> DATASET EXTRACT:
=-=-=

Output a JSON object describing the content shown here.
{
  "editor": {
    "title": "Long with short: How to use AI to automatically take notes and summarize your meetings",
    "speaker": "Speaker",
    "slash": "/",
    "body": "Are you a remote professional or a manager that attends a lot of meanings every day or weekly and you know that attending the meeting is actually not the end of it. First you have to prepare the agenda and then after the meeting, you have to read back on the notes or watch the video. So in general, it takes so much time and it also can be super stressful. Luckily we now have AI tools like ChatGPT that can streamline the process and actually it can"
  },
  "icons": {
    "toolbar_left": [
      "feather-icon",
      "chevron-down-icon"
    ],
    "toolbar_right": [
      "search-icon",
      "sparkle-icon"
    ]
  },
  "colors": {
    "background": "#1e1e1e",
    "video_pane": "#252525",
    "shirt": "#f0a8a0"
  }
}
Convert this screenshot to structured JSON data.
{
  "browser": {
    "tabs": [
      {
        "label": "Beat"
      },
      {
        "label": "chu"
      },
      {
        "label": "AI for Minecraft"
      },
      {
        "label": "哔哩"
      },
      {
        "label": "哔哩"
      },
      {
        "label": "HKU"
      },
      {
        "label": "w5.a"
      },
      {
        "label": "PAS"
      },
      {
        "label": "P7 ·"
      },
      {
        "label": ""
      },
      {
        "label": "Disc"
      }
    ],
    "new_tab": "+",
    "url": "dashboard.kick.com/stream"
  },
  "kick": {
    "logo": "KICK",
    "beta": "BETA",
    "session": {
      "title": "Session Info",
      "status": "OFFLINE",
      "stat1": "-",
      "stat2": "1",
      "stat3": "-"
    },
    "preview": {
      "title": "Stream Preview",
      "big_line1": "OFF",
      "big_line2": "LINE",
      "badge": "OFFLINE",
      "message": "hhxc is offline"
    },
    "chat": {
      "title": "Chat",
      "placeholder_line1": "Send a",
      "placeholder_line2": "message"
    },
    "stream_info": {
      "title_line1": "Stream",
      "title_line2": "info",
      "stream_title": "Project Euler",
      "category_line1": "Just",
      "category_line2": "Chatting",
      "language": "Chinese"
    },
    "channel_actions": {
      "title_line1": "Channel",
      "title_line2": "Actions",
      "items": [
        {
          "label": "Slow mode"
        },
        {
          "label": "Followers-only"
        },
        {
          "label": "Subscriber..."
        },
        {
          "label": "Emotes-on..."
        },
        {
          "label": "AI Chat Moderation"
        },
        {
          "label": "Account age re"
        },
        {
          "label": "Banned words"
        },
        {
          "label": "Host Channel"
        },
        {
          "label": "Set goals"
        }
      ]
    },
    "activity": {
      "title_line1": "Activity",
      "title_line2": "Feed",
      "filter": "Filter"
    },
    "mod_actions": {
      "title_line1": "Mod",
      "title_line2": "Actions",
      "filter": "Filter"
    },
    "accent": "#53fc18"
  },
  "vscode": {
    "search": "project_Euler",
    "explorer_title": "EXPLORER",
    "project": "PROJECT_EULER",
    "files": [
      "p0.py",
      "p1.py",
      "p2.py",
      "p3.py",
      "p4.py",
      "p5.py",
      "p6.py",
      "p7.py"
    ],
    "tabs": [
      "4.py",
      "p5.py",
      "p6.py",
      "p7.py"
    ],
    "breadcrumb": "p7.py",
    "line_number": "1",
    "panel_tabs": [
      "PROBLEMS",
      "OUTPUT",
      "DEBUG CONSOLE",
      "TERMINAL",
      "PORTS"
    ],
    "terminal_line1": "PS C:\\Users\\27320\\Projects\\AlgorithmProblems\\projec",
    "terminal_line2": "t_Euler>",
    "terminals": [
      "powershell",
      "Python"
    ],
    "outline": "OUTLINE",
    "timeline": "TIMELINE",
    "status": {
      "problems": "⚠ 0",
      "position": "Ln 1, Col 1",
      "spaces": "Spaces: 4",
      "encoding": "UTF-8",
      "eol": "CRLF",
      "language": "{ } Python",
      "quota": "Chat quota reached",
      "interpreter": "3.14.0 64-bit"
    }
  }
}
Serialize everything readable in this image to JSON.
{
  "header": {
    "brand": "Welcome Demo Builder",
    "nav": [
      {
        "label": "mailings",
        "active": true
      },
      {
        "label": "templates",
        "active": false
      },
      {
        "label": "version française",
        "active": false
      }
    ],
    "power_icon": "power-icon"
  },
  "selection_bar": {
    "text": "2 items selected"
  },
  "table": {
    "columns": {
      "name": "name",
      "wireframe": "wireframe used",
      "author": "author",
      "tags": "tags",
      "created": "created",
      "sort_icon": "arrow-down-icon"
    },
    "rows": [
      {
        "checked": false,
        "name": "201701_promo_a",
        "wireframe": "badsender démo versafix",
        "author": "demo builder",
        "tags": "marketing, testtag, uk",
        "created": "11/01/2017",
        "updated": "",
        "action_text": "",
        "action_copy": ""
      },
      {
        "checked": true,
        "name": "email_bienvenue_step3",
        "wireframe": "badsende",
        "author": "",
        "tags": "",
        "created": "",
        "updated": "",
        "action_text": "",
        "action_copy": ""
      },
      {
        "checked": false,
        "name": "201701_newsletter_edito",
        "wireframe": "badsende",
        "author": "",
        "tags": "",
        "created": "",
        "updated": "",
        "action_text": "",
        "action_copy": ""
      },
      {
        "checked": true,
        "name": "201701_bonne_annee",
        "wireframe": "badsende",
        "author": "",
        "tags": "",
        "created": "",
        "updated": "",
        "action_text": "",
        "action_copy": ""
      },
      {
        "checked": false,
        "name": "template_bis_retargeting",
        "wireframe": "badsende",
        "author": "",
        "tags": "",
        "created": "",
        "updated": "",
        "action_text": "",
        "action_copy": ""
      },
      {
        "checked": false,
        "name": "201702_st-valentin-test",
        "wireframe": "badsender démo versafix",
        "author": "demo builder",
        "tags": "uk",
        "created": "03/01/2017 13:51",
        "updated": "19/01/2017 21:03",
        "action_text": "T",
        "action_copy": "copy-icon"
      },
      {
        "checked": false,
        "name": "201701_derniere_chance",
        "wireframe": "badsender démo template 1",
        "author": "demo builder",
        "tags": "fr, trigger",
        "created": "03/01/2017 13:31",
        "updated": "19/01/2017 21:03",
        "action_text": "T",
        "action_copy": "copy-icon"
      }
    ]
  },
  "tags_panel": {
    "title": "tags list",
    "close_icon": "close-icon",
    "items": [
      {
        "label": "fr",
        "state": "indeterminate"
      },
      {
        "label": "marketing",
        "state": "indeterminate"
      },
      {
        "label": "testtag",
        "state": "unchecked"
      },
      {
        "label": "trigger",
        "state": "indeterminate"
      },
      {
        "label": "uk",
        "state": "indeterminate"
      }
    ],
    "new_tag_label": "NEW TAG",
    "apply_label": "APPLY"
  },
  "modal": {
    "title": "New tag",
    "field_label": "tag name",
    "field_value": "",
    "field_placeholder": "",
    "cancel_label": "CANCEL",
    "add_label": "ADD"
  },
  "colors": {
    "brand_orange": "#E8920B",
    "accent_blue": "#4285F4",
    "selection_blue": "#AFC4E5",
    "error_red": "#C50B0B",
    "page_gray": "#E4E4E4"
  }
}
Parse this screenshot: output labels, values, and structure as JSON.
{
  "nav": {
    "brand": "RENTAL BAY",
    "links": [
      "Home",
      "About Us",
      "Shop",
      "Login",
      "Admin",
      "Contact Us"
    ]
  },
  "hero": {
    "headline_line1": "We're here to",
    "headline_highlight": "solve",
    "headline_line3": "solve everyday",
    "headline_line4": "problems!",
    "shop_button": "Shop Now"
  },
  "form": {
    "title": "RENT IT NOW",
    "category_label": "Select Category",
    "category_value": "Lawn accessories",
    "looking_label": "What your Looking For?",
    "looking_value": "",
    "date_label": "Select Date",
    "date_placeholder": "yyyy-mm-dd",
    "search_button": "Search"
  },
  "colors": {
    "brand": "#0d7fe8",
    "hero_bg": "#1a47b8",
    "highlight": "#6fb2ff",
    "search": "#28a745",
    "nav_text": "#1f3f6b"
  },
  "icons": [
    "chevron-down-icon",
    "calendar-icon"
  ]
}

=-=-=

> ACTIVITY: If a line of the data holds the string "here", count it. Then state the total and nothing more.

> ANSWER AREA: 2